Editor's Note: This piece originally appeared on Antiwar.com.
Joe Biden’s administration has made mobilizing an allied "common front" against both Russia and the People’s Republic of China (PRC) a high priority. To a significant extent, Biden has merely continued the policies that Donald Trump put in place. Despite the news media’s portrayal of Trump as a "Putin puppet," U.S. policy toward Russia became more, not less, confrontational during his presidency, with general approval from allied governments.
Trump also pressured the European and East Asian allies to approve a firm protest and impose some sanctions against Beijing for its crackdown on Hong Kong and continuing domestic human rights violations. That effort largely failed, and Biden has experienced only modestly greater success in enlisting the allies to confront the PRC on such issues as Hong Kong, Taiwan, and the South China Sea.
The recent G-7 and NATO summit communiqués, especially the latter, did embrace hardline policies toward Russia, a step that clearly pleased the Biden administration. Provisions that the summit participants adopted with respect to the PRC, though, were milder, albeit more confrontational than the language used in previous communiqués.
Even if Washington is able to entice or cajole allied governments eventually to endorse a belligerent stance toward Moscow and a de facto containment policy toward Beijing, substantial evidence exists that the populations in those countries support neutrality. That gap between rulers and ruled could cause major problems for proponents of neo-cold war policies directed against Russia and the PRC.
The latest sign of trouble for the new crop of cold warriors emerges from a recent public opinion survey in Australia by the Lowry Institute. Beijing’s mounting human rights abuses and abrasive international behavior has turned Australian attitudes toward China increasingly negative. Nevertheless, while Australians were highly critical of the PRC on almost every issue they were asked about in the poll, a majority did not want Australia involved in a military conflict between China and the United States. Fifty-seven percent said Australia should remain neutral in such a conflict, well above the 41% who believed that Australia should support the United States, its treaty ally.
Moreover, there was a dramatic age difference with respect to that question: a mere 21% of those age 18-29 said that Australia should support the United States in a conflict.

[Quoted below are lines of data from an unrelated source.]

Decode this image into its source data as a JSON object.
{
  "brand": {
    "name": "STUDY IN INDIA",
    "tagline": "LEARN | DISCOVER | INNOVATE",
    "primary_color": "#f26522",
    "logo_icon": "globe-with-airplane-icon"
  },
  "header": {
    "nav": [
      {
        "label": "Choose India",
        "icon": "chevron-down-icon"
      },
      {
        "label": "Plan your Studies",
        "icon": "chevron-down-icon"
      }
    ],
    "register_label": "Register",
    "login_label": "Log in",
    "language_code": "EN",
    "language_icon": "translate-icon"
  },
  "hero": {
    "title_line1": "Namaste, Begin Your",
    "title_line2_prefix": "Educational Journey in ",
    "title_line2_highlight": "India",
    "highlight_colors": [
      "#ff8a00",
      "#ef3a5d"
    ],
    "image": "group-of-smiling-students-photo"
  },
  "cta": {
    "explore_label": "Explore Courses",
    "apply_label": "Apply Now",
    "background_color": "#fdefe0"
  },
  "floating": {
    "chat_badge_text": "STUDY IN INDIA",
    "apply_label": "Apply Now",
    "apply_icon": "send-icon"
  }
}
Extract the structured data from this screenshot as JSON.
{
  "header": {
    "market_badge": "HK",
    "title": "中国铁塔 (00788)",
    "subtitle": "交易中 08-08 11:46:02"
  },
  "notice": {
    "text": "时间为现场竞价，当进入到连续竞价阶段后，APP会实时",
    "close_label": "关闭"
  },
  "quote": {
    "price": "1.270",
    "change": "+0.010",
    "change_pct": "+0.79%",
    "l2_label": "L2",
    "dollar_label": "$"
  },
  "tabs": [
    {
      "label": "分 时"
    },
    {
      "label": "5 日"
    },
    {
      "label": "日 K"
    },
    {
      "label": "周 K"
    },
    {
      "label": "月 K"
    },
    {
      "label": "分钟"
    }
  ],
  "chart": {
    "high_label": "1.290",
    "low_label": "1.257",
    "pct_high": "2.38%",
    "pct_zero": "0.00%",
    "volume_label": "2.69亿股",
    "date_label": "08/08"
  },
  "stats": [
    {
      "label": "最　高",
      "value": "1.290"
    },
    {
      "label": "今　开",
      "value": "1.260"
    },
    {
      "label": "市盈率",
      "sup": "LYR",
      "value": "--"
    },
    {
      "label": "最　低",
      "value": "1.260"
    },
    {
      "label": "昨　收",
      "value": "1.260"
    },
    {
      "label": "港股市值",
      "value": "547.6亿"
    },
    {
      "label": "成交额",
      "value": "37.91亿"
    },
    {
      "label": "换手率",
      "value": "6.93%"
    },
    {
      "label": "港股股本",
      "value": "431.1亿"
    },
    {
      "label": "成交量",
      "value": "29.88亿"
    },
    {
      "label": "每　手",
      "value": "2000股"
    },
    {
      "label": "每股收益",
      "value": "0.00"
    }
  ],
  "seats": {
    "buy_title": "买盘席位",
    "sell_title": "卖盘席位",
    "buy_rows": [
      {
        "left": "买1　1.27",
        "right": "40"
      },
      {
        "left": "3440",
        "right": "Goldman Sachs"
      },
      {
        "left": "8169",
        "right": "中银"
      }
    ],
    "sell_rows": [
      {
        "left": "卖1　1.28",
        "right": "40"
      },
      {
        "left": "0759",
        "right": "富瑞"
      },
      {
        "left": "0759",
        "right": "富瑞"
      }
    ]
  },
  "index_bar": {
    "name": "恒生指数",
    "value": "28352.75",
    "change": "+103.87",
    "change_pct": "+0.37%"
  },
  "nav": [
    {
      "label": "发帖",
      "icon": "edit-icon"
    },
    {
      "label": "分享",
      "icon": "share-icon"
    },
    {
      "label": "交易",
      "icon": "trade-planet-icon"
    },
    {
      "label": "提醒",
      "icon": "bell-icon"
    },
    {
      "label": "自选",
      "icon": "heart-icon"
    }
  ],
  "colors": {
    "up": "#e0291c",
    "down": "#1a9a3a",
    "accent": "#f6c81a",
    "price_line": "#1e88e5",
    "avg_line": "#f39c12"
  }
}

A much more robust 58% of respondents over 60 believed their country should do so. That difference does not bode well for Australian backing in the years to come.
An earlier public opinion poll in Europe found even more worrisome results from the standpoint of U.S. policy. The survey by the European Council on Foreign Relations covered 60,000 people in 14 European Union countries. When asked "Whose side should your country take in a conflict between the United States and China?" the results were lopsided against backing America. Only 24 percent of respondents in Poland favored supporting Washington, while 54 percent chose neutrality. The pro-U.S. position was 19 percent in the Czech Republic, 17 percent in Romania, and 13 percent in Hungary. The outcome in Washington’s more venerable NATO security partners in Western Europe was equally bad. Only 18 percent of French respondents, 20 percent of Italians, and 10 percent of Germans chose solidarity with the United States against the PRC.
If the results regarding policy toward China were not enough to dishearten hawks in the United States, the numbers regarding policy toward Russia were even more depressing. When asked "Whose side should your country take in a conflict between the United States and Russia?" the majority or a plurality of respondents in all 14 E.U. countries said "neither." Percentages expressing pro-U.S. sentiments typically languished in the teens or low twenties. That situation is especially significant, since both Washington and NATO are adopting ever more hardline policies toward Vladimir Putin’s government, and NATO military exercises (war games) near the borders of the Russian Federation are increasing in both frequency and size. An armed clash between Russian and NATO forces because of Ukraine or some other flashpoint is no longer a far-fetched notion.
Washington’s neo-cold war stance toward Russia and China appears to be increasingly unsustainable. The Biden administration has been able to get most U.S. allies on board for such a policy with respect to Russia, and is obtaining some movement in that direction by many of those same governments (albeit with noticeable reluctance). But the populations in nearly all allied nations seem to have no stomach for a confrontation with Russia or China. If an armed conflict erupts between the United States and either the PRC or Russia, allied governments risk repudiation by their own furious publics by backing Washington.
It is predictable that at least some of those governments will decline to commit political suicide, and will instead leave the United States to face its adversary alone. U.S. leaders need to adopt a much more cautious, realistic estimate of sustained allied support in the event of trouble. At the moment, they are very far out on an increasingly shaky policy tree limb.
Ted Galen Carpenter is a senior fellow in security studies at the Cato Institute and a contributing editor at the National Interest. He has penned 12 books -- including his most recent NATO: The Dangerous Dinosaur (2019) -- and has authored more than 900 international affairs articles.